» **Given records**

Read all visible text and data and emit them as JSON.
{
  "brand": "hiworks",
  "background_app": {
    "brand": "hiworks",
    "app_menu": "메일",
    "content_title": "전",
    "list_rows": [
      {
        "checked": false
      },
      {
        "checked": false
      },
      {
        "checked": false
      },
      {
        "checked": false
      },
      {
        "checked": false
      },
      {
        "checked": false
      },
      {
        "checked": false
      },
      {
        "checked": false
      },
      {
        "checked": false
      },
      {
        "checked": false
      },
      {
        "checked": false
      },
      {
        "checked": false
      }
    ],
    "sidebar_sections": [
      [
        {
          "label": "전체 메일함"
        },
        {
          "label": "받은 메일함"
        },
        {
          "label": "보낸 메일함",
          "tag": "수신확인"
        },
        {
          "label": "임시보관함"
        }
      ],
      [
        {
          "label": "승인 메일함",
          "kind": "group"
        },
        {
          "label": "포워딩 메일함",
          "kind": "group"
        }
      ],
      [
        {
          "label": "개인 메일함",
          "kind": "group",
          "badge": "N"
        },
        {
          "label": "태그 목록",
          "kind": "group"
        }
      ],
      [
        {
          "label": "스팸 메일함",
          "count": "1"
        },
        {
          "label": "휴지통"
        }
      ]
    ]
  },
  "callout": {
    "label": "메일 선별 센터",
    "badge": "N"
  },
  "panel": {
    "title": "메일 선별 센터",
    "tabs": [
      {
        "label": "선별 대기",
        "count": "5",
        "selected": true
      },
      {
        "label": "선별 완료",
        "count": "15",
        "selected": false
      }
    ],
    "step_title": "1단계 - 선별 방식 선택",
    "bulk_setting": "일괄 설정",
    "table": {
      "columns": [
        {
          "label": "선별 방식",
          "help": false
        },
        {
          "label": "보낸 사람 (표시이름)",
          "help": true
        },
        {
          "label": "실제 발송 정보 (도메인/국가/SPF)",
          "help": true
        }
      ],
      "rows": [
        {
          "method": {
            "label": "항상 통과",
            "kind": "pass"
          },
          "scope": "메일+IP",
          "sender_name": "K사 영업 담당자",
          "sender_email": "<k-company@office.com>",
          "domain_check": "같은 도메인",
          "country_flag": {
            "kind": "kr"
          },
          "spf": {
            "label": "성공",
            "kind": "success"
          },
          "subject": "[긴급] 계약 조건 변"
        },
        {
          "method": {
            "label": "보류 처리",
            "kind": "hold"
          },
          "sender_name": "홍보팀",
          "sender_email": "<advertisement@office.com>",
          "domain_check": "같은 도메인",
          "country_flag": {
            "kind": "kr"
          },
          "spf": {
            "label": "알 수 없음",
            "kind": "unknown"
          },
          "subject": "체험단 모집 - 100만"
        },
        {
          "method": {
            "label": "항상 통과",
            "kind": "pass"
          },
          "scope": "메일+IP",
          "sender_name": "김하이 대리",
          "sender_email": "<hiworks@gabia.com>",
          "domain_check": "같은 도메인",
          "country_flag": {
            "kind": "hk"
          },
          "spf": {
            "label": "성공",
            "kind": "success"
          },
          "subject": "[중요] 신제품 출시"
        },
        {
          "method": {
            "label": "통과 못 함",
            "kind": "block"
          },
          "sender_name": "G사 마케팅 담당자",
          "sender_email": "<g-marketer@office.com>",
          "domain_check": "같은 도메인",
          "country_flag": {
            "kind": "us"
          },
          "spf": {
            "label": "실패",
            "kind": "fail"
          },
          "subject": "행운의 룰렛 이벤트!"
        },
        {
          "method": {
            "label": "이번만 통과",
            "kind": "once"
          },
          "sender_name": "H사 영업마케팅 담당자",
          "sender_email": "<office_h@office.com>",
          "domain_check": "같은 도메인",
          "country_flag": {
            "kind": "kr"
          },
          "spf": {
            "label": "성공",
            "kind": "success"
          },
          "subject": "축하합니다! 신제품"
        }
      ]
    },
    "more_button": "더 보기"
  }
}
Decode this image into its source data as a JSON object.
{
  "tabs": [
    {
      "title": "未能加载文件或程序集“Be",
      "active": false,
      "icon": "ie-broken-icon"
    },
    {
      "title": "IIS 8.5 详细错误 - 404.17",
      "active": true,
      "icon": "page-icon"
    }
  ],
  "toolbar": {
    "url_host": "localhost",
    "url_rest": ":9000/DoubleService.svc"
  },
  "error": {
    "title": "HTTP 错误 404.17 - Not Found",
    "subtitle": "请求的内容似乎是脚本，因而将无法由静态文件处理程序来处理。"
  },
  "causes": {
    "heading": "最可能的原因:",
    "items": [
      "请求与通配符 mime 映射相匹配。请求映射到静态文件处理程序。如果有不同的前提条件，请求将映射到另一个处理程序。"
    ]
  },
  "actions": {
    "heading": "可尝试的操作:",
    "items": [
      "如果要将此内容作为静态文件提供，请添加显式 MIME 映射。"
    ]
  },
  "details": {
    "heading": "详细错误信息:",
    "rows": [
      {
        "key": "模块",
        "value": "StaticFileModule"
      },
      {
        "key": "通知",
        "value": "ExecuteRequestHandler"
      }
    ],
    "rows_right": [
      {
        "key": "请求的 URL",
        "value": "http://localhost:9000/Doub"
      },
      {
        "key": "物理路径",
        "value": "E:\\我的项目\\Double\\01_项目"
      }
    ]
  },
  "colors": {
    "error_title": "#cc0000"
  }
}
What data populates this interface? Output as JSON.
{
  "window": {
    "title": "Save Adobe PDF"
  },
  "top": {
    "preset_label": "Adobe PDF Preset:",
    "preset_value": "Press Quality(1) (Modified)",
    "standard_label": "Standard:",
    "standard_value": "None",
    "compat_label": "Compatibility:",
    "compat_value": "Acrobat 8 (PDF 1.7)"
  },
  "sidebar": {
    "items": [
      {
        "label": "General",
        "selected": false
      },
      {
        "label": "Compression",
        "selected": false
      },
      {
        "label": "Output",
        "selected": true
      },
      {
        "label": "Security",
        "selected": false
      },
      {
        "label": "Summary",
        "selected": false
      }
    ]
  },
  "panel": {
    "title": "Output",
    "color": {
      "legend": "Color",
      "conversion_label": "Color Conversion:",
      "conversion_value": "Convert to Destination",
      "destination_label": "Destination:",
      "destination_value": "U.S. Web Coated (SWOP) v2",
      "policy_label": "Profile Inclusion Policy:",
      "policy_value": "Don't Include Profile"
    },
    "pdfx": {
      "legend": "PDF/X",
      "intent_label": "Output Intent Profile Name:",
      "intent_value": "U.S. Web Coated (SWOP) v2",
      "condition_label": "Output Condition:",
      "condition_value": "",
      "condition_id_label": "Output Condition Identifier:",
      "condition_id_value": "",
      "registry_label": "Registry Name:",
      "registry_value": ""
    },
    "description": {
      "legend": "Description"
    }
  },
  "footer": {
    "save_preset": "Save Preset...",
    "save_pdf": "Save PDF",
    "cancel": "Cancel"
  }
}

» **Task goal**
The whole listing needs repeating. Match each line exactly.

» **Response area**
Read all visible text and data and emit them as JSON.
{
  "brand": "hiworks",
  "background_app": {
    "brand": "hiworks",
    "app_menu": "메일",
    "content_title": "전",
    "list_rows": [
      {
        "checked": false
      },
      {
        "checked": false
      },
      {
        "checked": false
      },
      {
        "checked": false
      },
      {
        "checked": false
      },
      {
        "checked": false
      },
      {
        "checked": false
      },
      {
        "checked": false
      },
      {
        "checked": false
      },
      {
        "checked": false
      },
      {
        "checked": false
      },
      {
        "checked": false
      }
    ],
    "sidebar_sections": [
      [
        {
          "label": "전체 메일함"
        },
        {
          "label": "받은 메일함"
        },
        {
          "label": "보낸 메일함",
          "tag": "수신확인"
        },
        {
          "label": "임시보관함"
        }
      ],
      [
        {
          "label": "승인 메일함",
          "kind": "group"
        },
        {
          "label": "포워딩 메일함",
          "kind": "group"
        }
      ],
      [
        {
          "label": "개인 메일함",
          "kind": "group",
          "badge": "N"
        },
        {
          "label": "태그 목록",
          "kind": "group"
        }
      ],
      [
        {
          "label": "스팸 메일함",
          "count": "1"
        },
        {
          "label": "휴지통"
        }
      ]
    ]
  },
  "callout": {
    "label": "메일 선별 센터",
    "badge": "N"
  },
  "panel": {
    "title": "메일 선별 센터",
    "tabs": [
      {
        "label": "선별 대기",
        "count": "5",
        "selected": true
      },
      {
        "label": "선별 완료",
        "count": "15",
        "selected": false
      }
    ],
    "step_title": "1단계 - 선별 방식 선택",
    "bulk_setting": "일괄 설정",
    "table": {
      "columns": [
        {
          "label": "선별 방식",
          "help": false
        },
        {
          "label": "보낸 사람 (표시이름)",
          "help": true
        },
        {
          "label": "실제 발송 정보 (도메인/국가/SPF)",
          "help": true
        }
      ],
      "rows": [
        {
          "method": {
            "label": "항상 통과",
            "kind": "pass"
          },
          "scope": "메일+IP",
          "sender_name": "K사 영업 담당자",
          "sender_email": "<k-company@office.com>",
          "domain_check": "같은 도메인",
          "country_flag": {
            "kind": "kr"
          },
          "spf": {
            "label": "성공",
            "kind": "success"
          },
          "subject": "[긴급] 계약 조건 변"
        },
        {
          "method": {
            "label": "보류 처리",
            "kind": "hold"
          },
          "sender_name": "홍보팀",
          "sender_email": "<advertisement@office.com>",
          "domain_check": "같은 도메인",
          "country_flag": {
            "kind": "kr"
          },
          "spf": {
            "label": "알 수 없음",
            "kind": "unknown"
          },
          "subject": "체험단 모집 - 100만"
        },
        {
          "method": {
            "label": "항상 통과",
            "kind": "pass"
          },
          "scope": "메일+IP",
          "sender_name": "김하이 대리",
          "sender_email": "<hiworks@gabia.com>",
          "domain_check": "같은 도메인",
          "country_flag": {
            "kind": "hk"
          },
          "spf": {
            "label": "성공",
            "kind": "success"
          },
          "subject": "[중요] 신제품 출시"
        },
        {
          "method": {
            "label": "통과 못 함",
            "kind": "block"
          },
          "sender_name": "G사 마케팅 담당자",
          "sender_email": "<g-marketer@office.com>",
          "domain_check": "같은 도메인",
          "country_flag": {
            "kind": "us"
          },
          "spf": {
            "label": "실패",
            "kind": "fail"
          },
          "subject": "행운의 룰렛 이벤트!"
        },
        {
          "method": {
            "label": "이번만 통과",
            "kind": "once"
          },
          "sender_name": "H사 영업마케팅 담당자",
          "sender_email": "<office_h@office.com>",
          "domain_check": "같은 도메인",
          "country_flag": {
            "kind": "kr"
          },
          "spf": {
            "label": "성공",
            "kind": "success"
          },
          "subject": "축하합니다! 신제품"
        }
      ]
    },
    "more_button": "더 보기"
  }
}
Decode this image into its source data as a JSON object.
{
  "tabs": [
    {
      "title": "未能加载文件或程序集“Be",
      "active": false,
      "icon": "ie-broken-icon"
    },
    {
      "title": "IIS 8.5 详细错误 - 404.17",
      "active": true,
      "icon": "page-icon"
    }
  ],
  "toolbar": {
    "url_host": "localhost",
    "url_rest": ":9000/DoubleService.svc"
  },
  "error": {
    "title": "HTTP 错误 404.17 - Not Found",
    "subtitle": "请求的内容似乎是脚本，因而将无法由静态文件处理程序来处理。"
  },
  "causes": {
    "heading": "最可能的原因:",
    "items": [
      "请求与通配符 mime 映射相匹配。请求映射到静态文件处理程序。如果有不同的前提条件，请求将映射到另一个处理程序。"
    ]
  },
  "actions": {
    "heading": "可尝试的操作:",
    "items": [
      "如果要将此内容作为静态文件提供，请添加显式 MIME 映射。"
    ]
  },
  "details": {
    "heading": "详细错误信息:",
    "rows": [
      {
        "key": "模块",
        "value": "StaticFileModule"
      },
      {
        "key": "通知",
        "value": "ExecuteRequestHandler"
      }
    ],
    "rows_right": [
      {
        "key": "请求的 URL",
        "value": "http://localhost:9000/Doub"
      },
      {
        "key": "物理路径",
        "value": "E:\\我的项目\\Double\\01_项目"
      }
    ]
  },
  "colors": {
    "error_title": "#cc0000"
  }
}
What data populates this interface? Output as JSON.
{
  "window": {
    "title": "Save Adobe PDF"
  },
  "top": {
    "preset_label": "Adobe PDF Preset:",
    "preset_value": "Press Quality(1) (Modified)",
    "standard_label": "Standard:",
    "standard_value": "None",
    "compat_label": "Compatibility:",
    "compat_value": "Acrobat 8 (PDF 1.7)"
  },
  "sidebar": {
    "items": [
      {
        "label": "General",
        "selected": false
      },
      {
        "label": "Compression",
        "selected": false
      },
      {
        "label": "Output",
        "selected": true
      },
      {
        "label": "Security",
        "selected": false
      },
      {
        "label": "Summary",
        "selected": false
      }
    ]
  },
  "panel": {
    "title": "Output",
    "color": {
      "legend": "Color",
      "conversion_label": "Color Conversion:",
      "conversion_value": "Convert to Destination",
      "destination_label": "Destination:",
      "destination_value": "U.S. Web Coated (SWOP) v2",
      "policy_label": "Profile Inclusion Policy:",
      "policy_value": "Don't Include Profile"
    },
    "pdfx": {
      "legend": "PDF/X",
      "intent_label": "Output Intent Profile Name:",
      "intent_value": "U.S. Web Coated (SWOP) v2",
      "condition_label": "Output Condition:",
      "condition_value": "",
      "condition_id_label": "Output Condition Identifier:",
      "condition_id_value": "",
      "registry_label": "Registry Name:",
      "registry_value": ""
    },
    "description": {
      "legend": "Description"
    }
  },
  "footer": {
    "save_preset": "Save Preset...",
    "save_pdf": "Save PDF",
    "cancel": "Cancel"
  }
}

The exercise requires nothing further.